Start of Block

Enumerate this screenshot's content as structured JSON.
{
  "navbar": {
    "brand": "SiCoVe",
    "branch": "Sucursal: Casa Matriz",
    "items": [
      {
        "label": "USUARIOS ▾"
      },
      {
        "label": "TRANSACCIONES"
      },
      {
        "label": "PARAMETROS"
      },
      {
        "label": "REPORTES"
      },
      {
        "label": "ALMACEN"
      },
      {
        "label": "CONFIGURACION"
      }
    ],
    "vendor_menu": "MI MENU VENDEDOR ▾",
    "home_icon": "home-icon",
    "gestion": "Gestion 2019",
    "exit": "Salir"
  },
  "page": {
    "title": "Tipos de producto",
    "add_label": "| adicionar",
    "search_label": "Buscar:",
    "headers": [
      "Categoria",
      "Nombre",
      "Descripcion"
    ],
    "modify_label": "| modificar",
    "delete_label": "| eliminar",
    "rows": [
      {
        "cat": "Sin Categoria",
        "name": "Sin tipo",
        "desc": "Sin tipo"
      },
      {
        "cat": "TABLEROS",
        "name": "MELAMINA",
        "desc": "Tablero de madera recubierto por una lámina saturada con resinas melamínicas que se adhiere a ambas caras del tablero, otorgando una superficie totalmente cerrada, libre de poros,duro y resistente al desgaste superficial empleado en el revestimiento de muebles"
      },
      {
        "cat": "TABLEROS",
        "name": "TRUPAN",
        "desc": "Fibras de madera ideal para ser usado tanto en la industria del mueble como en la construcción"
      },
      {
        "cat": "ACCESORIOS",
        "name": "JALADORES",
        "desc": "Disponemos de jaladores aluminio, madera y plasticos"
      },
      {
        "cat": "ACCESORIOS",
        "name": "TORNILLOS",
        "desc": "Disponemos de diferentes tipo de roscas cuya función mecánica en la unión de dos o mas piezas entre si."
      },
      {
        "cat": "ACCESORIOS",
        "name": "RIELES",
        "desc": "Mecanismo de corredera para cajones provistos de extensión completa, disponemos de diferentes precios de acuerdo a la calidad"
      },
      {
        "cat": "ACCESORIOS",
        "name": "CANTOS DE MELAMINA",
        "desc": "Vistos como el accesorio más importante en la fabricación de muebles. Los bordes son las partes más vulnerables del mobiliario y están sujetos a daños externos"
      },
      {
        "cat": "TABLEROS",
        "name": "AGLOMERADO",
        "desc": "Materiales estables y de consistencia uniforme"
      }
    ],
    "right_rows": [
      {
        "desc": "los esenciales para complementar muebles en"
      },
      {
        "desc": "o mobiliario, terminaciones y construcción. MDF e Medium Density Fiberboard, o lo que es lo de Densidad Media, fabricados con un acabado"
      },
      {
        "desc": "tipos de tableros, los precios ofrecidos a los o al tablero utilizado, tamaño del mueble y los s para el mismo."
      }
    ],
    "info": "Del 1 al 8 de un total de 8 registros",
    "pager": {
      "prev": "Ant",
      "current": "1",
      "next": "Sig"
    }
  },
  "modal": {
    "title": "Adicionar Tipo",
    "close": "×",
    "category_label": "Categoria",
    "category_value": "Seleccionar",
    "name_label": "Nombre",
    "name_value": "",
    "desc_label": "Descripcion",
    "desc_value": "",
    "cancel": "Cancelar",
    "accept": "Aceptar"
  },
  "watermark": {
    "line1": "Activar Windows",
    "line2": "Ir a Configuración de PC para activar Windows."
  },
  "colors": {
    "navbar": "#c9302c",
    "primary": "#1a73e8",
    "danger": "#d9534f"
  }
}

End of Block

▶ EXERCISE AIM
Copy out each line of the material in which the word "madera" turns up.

▶ PROBLEM SOLUTION
        "desc": "Tablero de madera recubierto por una lámina saturada con resinas melamínicas que se adhiere a ambas caras del tablero, otorgando una superficie totalmente cerrada, libre de poros,duro y resistente al desgaste superficial empleado en el revestimiento de muebles"
        "desc": "Fibras de madera ideal para ser usado tanto en la industria del mueble como en la construcción"
        "desc": "Disponemos de jaladores aluminio, madera y plasticos"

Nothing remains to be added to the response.